Planning an estate can be confusing for a lot of reasons: 

  • The immediate grief brought by the loss of a loved one
  • The panic to ensure everything is in order for the rest of your family
  • The difficulty in locating all pertinent information

Aside from that, the legal language often comes across as complicated – What’s a power of attorney? What does an executor do? So we want to make sure you understand the difference between a trust and a will.

A WILL IS…?

A will is a legal document that lists the items in your estate and declares who should get specific items, according to your wishes.

A TRUST IS…?

A trust provides information on who should get a specified set of assets or money, with detailed instructions and conditions.

So for example if you are leaving money to your child, you may appoint a trustee to manage their finances until they are of an age to manage it responsibly (for example, 28 years of age). The trustee could also manage the distribution of how and when the money should be given to them, until they are of an age to utilize these resources maturely.

A trust that is contained in your will becomes effective upon your demise. Your executor usually becomes the trustee of the will, and will hold and manage the assets belonging to the trust for the benefit of the beneficiaries.

If you do wish to set up a trust, you should work with qualified professionals, lawyers, and accountants. 

MAKING SURE THE DIFFERENCE IS CLEAR

A trust does not replace a will. A will is the quintessential document of your estate plan, wherein you name an executor and legal guardians for your children (if necessary). Without a will, the province where you live will decide on how your property and assets are divided – the outcome could end up being unfair to the people you are trying to protect. 

Once a will is set up then you can proceed to build a trust. Remember that wills are prone to probate. That means people/businesses seeking payment, or disgruntled family members could challenge the document during probate.  Whereas a Trust, which is more  complex, can bypass the probate and applicable taxes, if set up prior to your passing.

A trust within a will determines when and how the beneficiary will receive a portion of the Estate. Trusts can serve many purposes in a family’s financial, retirement, tax, and general Estate planning.

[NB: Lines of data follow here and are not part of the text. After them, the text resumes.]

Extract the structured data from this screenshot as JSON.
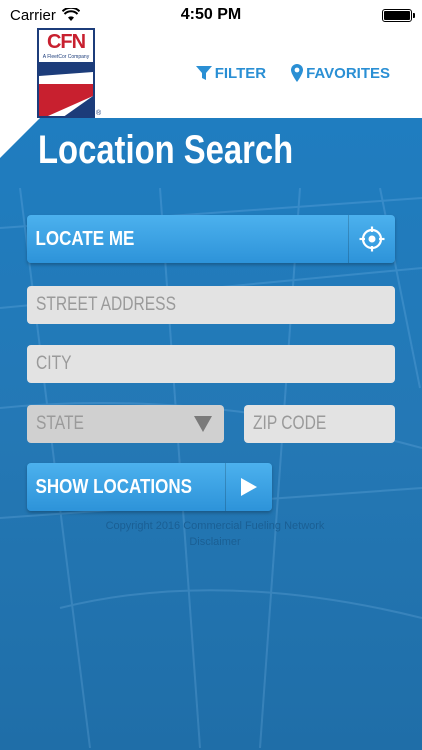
{
  "status_bar": {
    "carrier": "Carrier",
    "time": "4:50 PM"
  },
  "header": {
    "logo_text": "CFN",
    "logo_subtext": "A FleetCor Company",
    "filter_label": "FILTER",
    "favorites_label": "FAVORITES"
  },
  "page": {
    "title": "Location Search"
  },
  "form": {
    "locate_label": "LOCATE ME",
    "street_placeholder": "STREET ADDRESS",
    "city_placeholder": "CITY",
    "state_placeholder": "STATE",
    "zip_placeholder": "ZIP CODE",
    "show_label": "SHOW LOCATIONS"
  },
  "footer": {
    "copyright": "Copyright 2016 Commercial Fueling Network",
    "disclaimer": "Disclaimer"
  },
  "colors": {
    "accent": "#2a8fd4",
    "background_blue": "#2478b5",
    "button_blue": "#3da3e4",
    "brand_red": "#c8202f",
    "brand_navy": "#1c3c7a"
  },
  "icons": [
    "wifi-icon",
    "battery-icon",
    "filter-icon",
    "location-pin-icon",
    "crosshair-icon",
    "dropdown-arrow-icon",
    "play-arrow-icon"
  ]
}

Trusts can ensure that assets are professionally managed across generations and distributed in line with the grantor’s intentions. 

Trusts can, among other things:

  • remove assets from one’s Estate, 
  • carry out charitable intent, 
  • reduce income taxes, 
  • protect beneficiaries from spendthrift propensities, 
  • protect assets from becoming marital property in a divorce,
  • protect assets from creditors, 
  • provide lifetime income to one or more beneficiaries, while 
  • providing the remainder interest to another generation of beneficiaries. 

Finally, trusts can also provide privacy and confidentiality in the transfer of wealth as trusts avoid probate, and the terms are held confidentially.

The content on the ReadyWhen Platform is provided for general information purposes only and does not constitute legal or other professional advice or an opinion of any kind.